We all know the story: busy days with full family schedules can lead to grabbing the fastest thing for dinner. Unfortunately, that may be the worst thing you can do for your health. Creating a plan for easy, healthy dinner ideas will not only help you manage your evening, but your health, too!
What is Inflammation?
If you’ve ever sprained an ankle, stubbed a toe, or had a paper cut, you’ve experienced inflammation. When the body experiences anything from injury, bacteria, or a virus, it reacts by sending more white blood cells to help repair and restore health. This vital part of our immune system takes care of the problem. Sometimes we feel this as swelling, redness, fever, or tenderness. Inflammation in response to an injury can protect your body. Your body sends blood to the site of injury, creating swelling that protects from further injury. Acute inflammation quickly goes away with healing.
Chronic inflammation typically occurs on the inside of the body when there is long term illness or disease. The immune system is working overtime and continues to react. Many diseases are linked to chronic inflammation, like asthma, heart disease, cancers, chronic pain, diabetes, and more. Chronic inflammation, however, has a much different effect on your body. With chronic inflammation, the body continues to react as if there is an injury present. When the body is taxed for one reason or another, cells send distress signals (and inflammatory response) until the cause is removed. If the cause is not removed (i.e., injury healed) then cells continue to alert the immune system that there is trouble.¹
Food is one way we can support the body. Some foods help reduce inflammation, others can increase it and make symptoms worse. When we continue to feed the body food that increases inflammation, we are causing more damage over time. The good news is that inflammation and its damage is largely reversible with some simple changes.¹
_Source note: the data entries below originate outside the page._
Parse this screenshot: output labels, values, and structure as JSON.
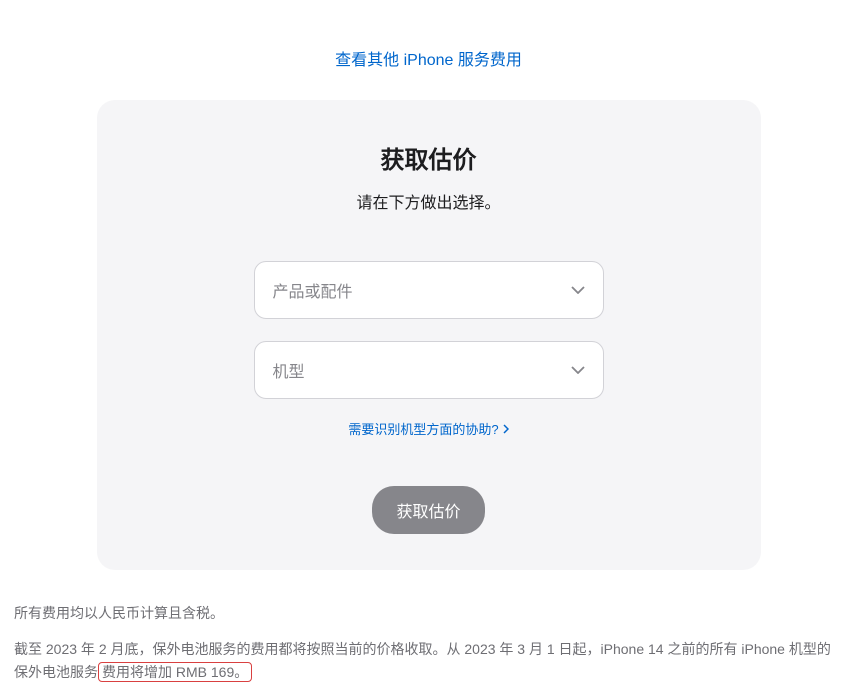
{
  "topLink": {
    "label": "查看其他 iPhone 服务费用"
  },
  "card": {
    "title": "获取估价",
    "subtitle": "请在下方做出选择。",
    "select1": {
      "placeholder": "产品或配件"
    },
    "select2": {
      "placeholder": "机型"
    },
    "helpLink": {
      "label": "需要识别机型方面的协助?"
    },
    "submitButton": {
      "label": "获取估价"
    }
  },
  "footer": {
    "note1": "所有费用均以人民币计算且含税。",
    "note2_part1": "截至 2023 年 2 月底，保外电池服务的费用都将按照当前的价格收取。从 2023 年 3 月 1 日起，iPhone 14 之前的所有 iPhone 机型的保外电池服务",
    "note2_highlight": "费用将增加 RMB 169。"
  }
}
How Do Foods Support a Non-Inflammatory Lifestyle?
Healthy, nourishing foods are filled with nutrients needed for the body to sustain life and health. Some of these nutrients also reduce inflammation. Foods rich in omega-3 fatty acids, polyphenols, and fiber are beneficial when trying to reduce inflammation.
- Omega 3 Fatty Acids: Cold-water fish like salmon, mackerel and sardines are high in omega-3 fatty acids. These healthy fats stop inflammatory compounds from forming. They also reduce existing inflammation in the body.²
- Polyphenols: Polyphenols are a protective plant compound. Berries, dark chocolate, herbs, and spices are rich in polyphenols. This compound is linked to reduced inflammation in the body. Anthocyanins (a type of polyphenol found in berries) prevent inflammatory compounds from forming.²
- Fiber: Fiber is one of the most beneficial nutrients for fueling your body. It helps lower inflammatory protein levels in the body. Additionally, fiber feeds good bacteria in the gut microbiome. This bacterial fermentation produces substances that reduce body-wide inflammation. Fruits, vegetables, beans, and lentils are good sources of fiber.²
You’ll notice what is not on this list: soda, doughnuts, alcohol, chips, and hot dogs. It’s also possible to make inflammation worse when we eat processed, sugar laden foods. These foods don’t contain much in the way of nutrition and tend to cause an inflammatory response.
For some people, even the healthiest foods can cause inflammation. Allergies also trigger an immune response. Always remember to avoid them when you are putting together your grocery lists and menu! Remember to use organic, high quality foods. Conventionally farmed foods and conventional meats can also cause inflammation.
With today’s busy lifestyle, it takes a conscious effort to make healthy choices. Here are a few tricks to help ensure good food choices:
- Make a menu: Before you go to the grocery store, make a menu of the dishes you’ll want to make for the week. Not only will this help with wise food choices, we’ve found it saves time and money. And you’ll have a quick answer for the question, “What’s for dinner?” When you don’t have to put extra thought into what you’ll have for dinner, you’ll most likely make better choices.
- Shop from a list: Once you have a menu ready, use it to make a shopping list. Don’t go to the store without a list! This will also help cut down on impulse buys. Be sure to add snacks like nuts and a variety of fruits and vegetables.
- Meal prep: Whether you dedicate one day a week, a day a month, or prep every couple of days, you’ll find putting meals together is a lot simpler if you have the components ready to go. When you’ve put this work in ahead of time, it will make it harder to go through a drive through for the poor nutrition choices. This will also help when you are preparing foods for a family with multiple allergies.
Here’s an easy, healthy dinner idea to help you get started and support your non-inflammatory lifestyle!